But renting is no longer the launchpad to home ownership for twentysomethings it once was. In fact, in 2021 approximately 54% of 45 – 64-year-olds were renting their accommodation from a private landlord in England, whilst Battersea’s recent survey revealed that half of all UK renters now fear they will never be able to buy their own home.
So we’re not just talking about more renters, then, but more lifetime renters – and across all age brackets. And there is no reason to suppose these renters are any less keen or capable of caring for their pets than homeowners.
Crucially for landlords, over three quarters of these tenants already own, or aspire to own, a pet – an undeniably large wedge of the market. This is reflected by property websites who are reporting soaring levels of demand, with searches for pet friendly rentals on Rightmove’s site increasing by some 120% in 2021.
Yet still, pet friendly properties remain rare – accounting for just 7% of listings according to Zoopla. This leaves open a significant gap in the market for newly pet friendly rentals.
In addition to the commercial advantage filling this gap could offer, research suggests that landlords who rent to pet owners experience lower rates of tenant turnover. Recent findings show that tenants living with dogs or cats stay on average 3 months longer in rented accommodation than those residing alone.
Despite these benefits, the potential for pet-related damage remains a commonly served defence against pets in lets. And often, there will be valid reasoning behind this – a negative prior experience, or perhaps letting a property with flooring particularly vulnerable to scratch marks.
Yet recent Battersea findings revealed only 3% of pet-owning renters had been subject a complaint around pet damage. Whilst landlords may believe the actual figure to be higher, the takeaway remains clear: only a very small minority of pets are likely to be at risk of ever damaging a property, and measures – like those highlighted in the White Paper – can be taken to reduce this small number even further.
Tried and tested solutions that can mitigate risk for both parties – like requesting the tenant take out insurance against pet-related damage – are slowly beginning to sway opinions. For example, out of 976 landlords Battersea recently surveyed, 70% said they were more likely to accept pets if precautions like this insurance were in place, with an assumption that it would pay the landlord directly following a claim. The findings highlight how, by opening up tenant-landlord communication channels and focusing on finding solutions, the benefits of pet ownership could be extended to so many more renters at no added risk to landlords.
The appetite is there – we now just need to take the leap.

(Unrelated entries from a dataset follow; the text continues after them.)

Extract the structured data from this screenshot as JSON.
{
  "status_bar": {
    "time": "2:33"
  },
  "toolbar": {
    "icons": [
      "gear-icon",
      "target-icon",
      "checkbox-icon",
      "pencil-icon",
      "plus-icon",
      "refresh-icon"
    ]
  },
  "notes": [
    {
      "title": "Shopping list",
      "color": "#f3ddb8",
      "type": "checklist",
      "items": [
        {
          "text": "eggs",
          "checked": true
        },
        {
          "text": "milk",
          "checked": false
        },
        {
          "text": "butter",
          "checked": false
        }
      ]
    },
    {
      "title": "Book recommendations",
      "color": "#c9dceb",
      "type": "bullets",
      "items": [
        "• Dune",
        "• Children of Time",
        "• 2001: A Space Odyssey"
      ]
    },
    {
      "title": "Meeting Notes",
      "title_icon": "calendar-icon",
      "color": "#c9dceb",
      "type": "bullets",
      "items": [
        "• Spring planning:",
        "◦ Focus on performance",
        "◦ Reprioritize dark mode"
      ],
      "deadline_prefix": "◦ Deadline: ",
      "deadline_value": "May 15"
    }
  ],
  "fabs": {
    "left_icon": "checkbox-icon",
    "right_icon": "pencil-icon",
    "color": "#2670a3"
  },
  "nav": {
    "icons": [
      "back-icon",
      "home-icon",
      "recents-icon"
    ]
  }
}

Battersea is pleased to already be working with the NRLA – whose members represent 1 in 5 landlords – to advise on potential pet friendly solutions, all whilst ensuring their preferences and concerns are reflected in evolving Government policy.
Reframing the ‘pet let’ narrative
We of course recognise that there are valid reasons for not allowing animals in some properties, as well as housing that isn’t suitable for certain pets. And as their property, any decision about who lives there lies with the landlord. Indeed, both they and their tenants are still waiting for clarity around what the Government deems ‘reasonable grounds’ for refusing a pet request following the White Paper.
Instead, our aim is to reframe the narrative – moving it away from what all too often turns into a partisan debate around pet-related damage, and instead refocusing our attention on improving communication; advocating solution-searching; and drawing attention to the social and economic incentives to both tenants and landlords for getting this right.
The reasons for this are clear – without constructive conversations, both will miss out on the myriad benefits of pet ownership in rented accommodation.
Let’s work together to change that.
* Mike Webb is Battersea’s Head of Public Affairs and Policy *
Want to comment on this story? If so...if any post is considered to victimise, harass, degrade or intimidate an individual or group of individuals on any basis, then the post may be deleted and the individual immediately banned from posting in future.